The Inflation Reduction Act, which became active in January 2023, includes a number of policies. It provides incentives to reduce renewable energy cost and is encouraging foreign businesses, within the green energy sector, to shift investment and manufacturing to the USA. 


  • There are plans to supply $369 billion in both subsidies and tax credits in the next decade. Subsidies, such as the one currently on nuclear power plants, should increase the life spans of pre-existing plants, while also encouraging other energy companies to switch either investment or manufacturing to the USA. 
  • One of the policies include a minimum 15% tax on corporations with profits over $1 billion, which could damage the economy and the technology industry. Higher corporation tax means an increased cost of production, leading to lower innovation, however it should cut the federal budget deficit by $300 billion. 
  • Another policy is the methane tax, this tax is charged per tonne of methane that businesses produce, exceeding the threshold of 25,000 metric tons of carbon dioxide equivalent per year. For the year 2024, the charge will be $900/tonne and will increase for later years. This should incentivise businesses to switch to greener energy sources to avoid the tax and decrease their cost of production, a higher demand for this sustainable energy from larger businesses should help promote investment into greener technologies. 
  • With a large sum of the total spending going towards tax credits on renewable energy, consumers are better incentivised to purchase sustainable appliances and businesses are encouraged to invest in clean energy during manufacturing.


This comprehensive approach will force other regions of the world, such as Europe, to respond to the package of policies encouraging tech and investment. 




Compared to the other two mature economies, China is a newly emerging economy (NEE) which for many years has published and guided its policies with five year plans which drive the economy and technology; currently China is in its 14th five year plan, which started in 2021 and will end 2025. The 13th five year plan focused on moving away from heavy industry, and developing more modern technology, however, China’s current aims are in more complex technology, including artificial intelligence. R&D spending will increase by 7% during the current five year plan, this should encourage a greater number of businesses into the technology market. With rising technology firms, like Alibaba and Tencent, China must attempt to regulate the market to prevent larger monopolies and allow for start ups to enter. China has an anti-monopoly law, which attempts to restrict market dominance and restrictive agreements, controls mergers and acquisitions that could restrict competition, and prohibits powers that could also restrict competition; from December 2020 to April 2021, over a dozen technology companies were fined, including both Alibaba and Tencent. Competitive markets drive innovation, as businesses attempt to keep costs down. Development within production to increase productivity is needed in competitive markets; in monopoly markets, businesses face no competition and therefore have no incentive to innovate and develop, leading to stagnant growth in industries, especially the technology sector. 
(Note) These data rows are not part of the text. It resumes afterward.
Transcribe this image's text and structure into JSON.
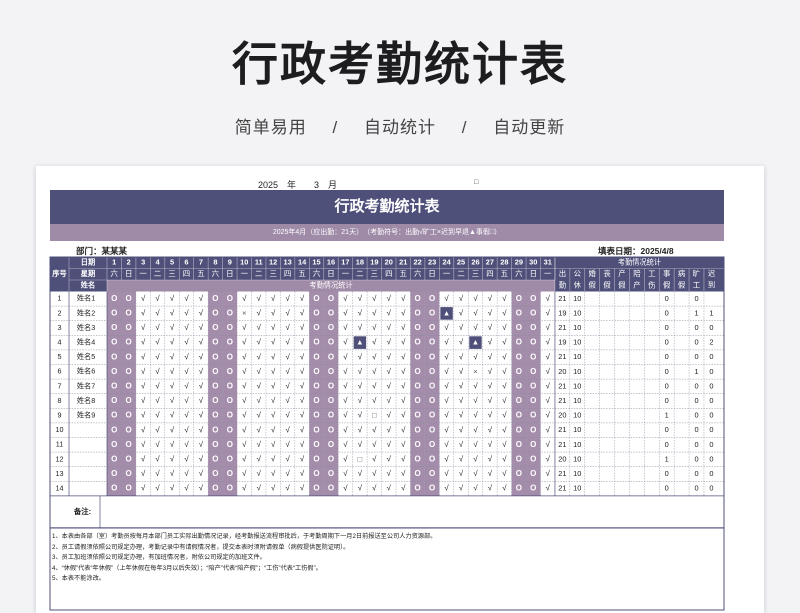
{
  "hero": {
    "title": "行政考勤统计表",
    "tags": [
      "简单易用",
      "自动统计",
      "自动更新"
    ],
    "separator": "/"
  },
  "sheet": {
    "year_month": "2025　年　　3　月",
    "ym_mark": "□",
    "title": "行政考勤统计表",
    "summary": "2025年4月（应出勤：21天）　（考勤符号：出勤√旷工×迟到早退▲事假□）",
    "department": "部门：某某某",
    "fill_date": "填表日期：2025/4/8",
    "headers": {
      "seq": "序号",
      "date": "日期",
      "weekday": "星期",
      "name": "姓名",
      "section": "考勤情况统计",
      "stats_title": "考勤情况统计",
      "stats": [
        "出勤",
        "公休",
        "婚假",
        "丧假",
        "产假",
        "陪产",
        "工伤",
        "事假",
        "病假",
        "旷工",
        "迟到"
      ]
    },
    "days": [
      "1",
      "2",
      "3",
      "4",
      "5",
      "6",
      "7",
      "8",
      "9",
      "10",
      "11",
      "12",
      "13",
      "14",
      "15",
      "16",
      "17",
      "18",
      "19",
      "20",
      "21",
      "22",
      "23",
      "24",
      "25",
      "26",
      "27",
      "28",
      "29",
      "30",
      "31"
    ],
    "weekdays": [
      "六",
      "日",
      "一",
      "二",
      "三",
      "四",
      "五",
      "六",
      "日",
      "一",
      "二",
      "三",
      "四",
      "五",
      "六",
      "日",
      "一",
      "二",
      "三",
      "四",
      "五",
      "六",
      "日",
      "一",
      "二",
      "三",
      "四",
      "五",
      "六",
      "日",
      "一"
    ],
    "weekend_days": [
      1,
      2,
      8,
      9,
      15,
      16,
      22,
      23,
      29,
      30
    ],
    "rows": [
      {
        "no": "1",
        "name": "姓名1",
        "marks": {},
        "stats": [
          "21",
          "10",
          "",
          "",
          "",
          "",
          "",
          "0",
          "",
          "0",
          ""
        ]
      },
      {
        "no": "2",
        "name": "姓名2",
        "marks": {
          "10": "×",
          "24": "▲"
        },
        "stats": [
          "19",
          "10",
          "",
          "",
          "",
          "",
          "",
          "0",
          "",
          "1",
          "1"
        ]
      },
      {
        "no": "3",
        "name": "姓名3",
        "marks": {},
        "stats": [
          "21",
          "10",
          "",
          "",
          "",
          "",
          "",
          "0",
          "",
          "0",
          "0"
        ]
      },
      {
        "no": "4",
        "name": "姓名4",
        "marks": {
          "18": "▲",
          "26": "▲"
        },
        "stats": [
          "19",
          "10",
          "",
          "",
          "",
          "",
          "",
          "0",
          "",
          "0",
          "2"
        ]
      },
      {
        "no": "5",
        "name": "姓名5",
        "marks": {},
        "stats": [
          "21",
          "10",
          "",
          "",
          "",
          "",
          "",
          "0",
          "",
          "0",
          "0"
        ]
      },
      {
        "no": "6",
        "name": "姓名6",
        "marks": {
          "26": "×"
        },
        "stats": [
          "20",
          "10",
          "",
          "",
          "",
          "",
          "",
          "0",
          "",
          "1",
          "0"
        ]
      },
      {
        "no": "7",
        "name": "姓名7",
        "marks": {},
        "stats": [
          "21",
          "10",
          "",
          "",
          "",
          "",
          "",
          "0",
          "",
          "0",
          "0"
        ]
      },
      {
        "no": "8",
        "name": "姓名8",
        "marks": {},
        "stats": [
          "21",
          "10",
          "",
          "",
          "",
          "",
          "",
          "0",
          "",
          "0",
          "0"
        ]
      },
      {
        "no": "9",
        "name": "姓名9",
        "marks": {
          "19": "□"
        },
        "stats": [
          "20",
          "10",
          "",
          "",
          "",
          "",
          "",
          "1",
          "",
          "0",
          "0"
        ]
      },
      {
        "no": "10",
        "name": "",
        "marks": {},
        "stats": [
          "21",
          "10",
          "",
          "",
          "",
          "",
          "",
          "0",
          "",
          "0",
          "0"
        ]
      },
      {
        "no": "11",
        "name": "",
        "marks": {},
        "stats": [
          "21",
          "10",
          "",
          "",
          "",
          "",
          "",
          "0",
          "",
          "0",
          "0"
        ]
      },
      {
        "no": "12",
        "name": "",
        "marks": {
          "18": "□"
        },
        "stats": [
          "20",
          "10",
          "",
          "",
          "",
          "",
          "",
          "1",
          "",
          "0",
          "0"
        ]
      },
      {
        "no": "13",
        "name": "",
        "marks": {},
        "stats": [
          "21",
          "10",
          "",
          "",
          "",
          "",
          "",
          "0",
          "",
          "0",
          "0"
        ]
      },
      {
        "no": "14",
        "name": "",
        "marks": {},
        "stats": [
          "21",
          "10",
          "",
          "",
          "",
          "",
          "",
          "0",
          "",
          "0",
          "0"
        ]
      }
    ],
    "symbols": {
      "present": "√",
      "rest": "O"
    },
    "remarks_label": "备注:",
    "notes": [
      "1、本表由各部（室）考勤员按每月本部门员工实际出勤情况记录，经考勤报送流程审批后，于考勤周期下一月2日前报送至公司人力资源部。",
      "2、员工请假须依照公司规定办理，考勤记录中有请假情况者，提交本表时须附请假单（病假提供医院证明）。",
      "3、员工加班须依照公司规定办理，有加班情况者，附依公司规定的加班文件。",
      "4、“休假”代表“年休假”（上年休假在每年3月以后失效）；“陪产”代表“陪产假”；“工伤”代表“工伤假”。",
      "5、本表不能涂改。"
    ],
    "colors": {
      "header": "#4f507a",
      "accent": "#9f8aa7",
      "weekend": "#a48cab"
    }
  }
}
Good government policies drive innovation  


Each government policy will impact how investment and innovation changes the technology industry differently, with each country approaching the problem differently and with varying levels of effectiveness. But the majority of policies aim to lower cost of production, either through subsidies or tax relief to allow more reinvestment into businesses, or to encourage competition, through supporting startups or reducing monopoly power which increases innovation and means more higher skilled workers with innovative ideas can enter the market. With major economies, such as the USA, implementing these policies, there is no doubt the rest of the world will follow suit; this could result in other countries introducing more policies to drive innovation, ultimately benefiting the technology sector.


Ava Gaule

Year 12 Student

Aylesbury High School

6 July 2023